Notice that all of these factors suggest that the Federal Reserve ultimately has power over whether inflation takes off or not. They also suggest that even if one can come up with arguments or justifications for Fed decisions to not raise interest rates in 2020 and 2021, and only to start doing so in March 2022, those earlier arguments and justifications in fact have turned out to be incorrect. Central banking is a results-oriented business. If you let inflation out of the cage, the quality of your earlier arguments and intentions doesn’t change the reality that you have failed in one of your main tasks.

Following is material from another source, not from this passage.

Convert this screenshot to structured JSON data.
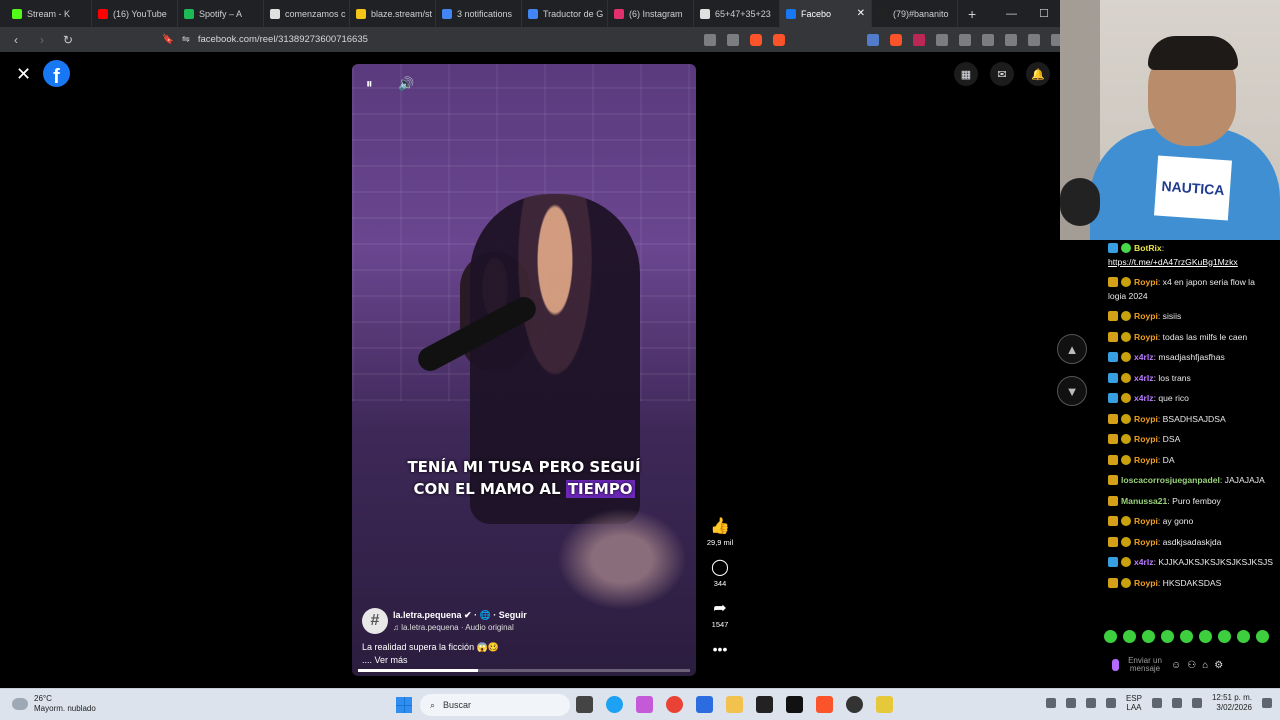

Timothy Taylor is an American economist. He is managing editor of the Journal of Economic Perspectives, a quarterly academic journal produced at Macalester College and published by the American Economic Association. Taylor received his Bachelor of Arts degree from Haverford College and a master's degree in economics from Stanford University. At Stanford, he was winner of the award for excellent teaching in a large class (more than 30 students) given by the Associated Students of Stanford University. At Minnesota, he was named a Distinguished Lecturer by the Department of Economics and voted Teacher of the Year by the master's degree students at the Hubert H. Humphrey Institute of Public Affairs. Taylor has been a guest speaker for groups of teachers of high school economics, visiting diplomats from eastern Europe, talk-radio shows, and community groups. From 1989 to 1997, Professor Taylor wrote an economics opinion column for the San Jose Mercury-News. He has published multiple lectures on economics through The Teaching Company. With Rudolph Penner and Isabel Sawhill, he is co-author of Updating America's Social Contract (2000), whose first chapter provided an early radical centrist perspective, "An Agenda for the Radical Middle". Taylor is also the author of The Instant Economist: Everything You Need to Know About How the Economy Works, published by the Penguin Group in 2012. The fourth edition of Taylor's Principles of Economics textbook was published by Textbook Media in 2017.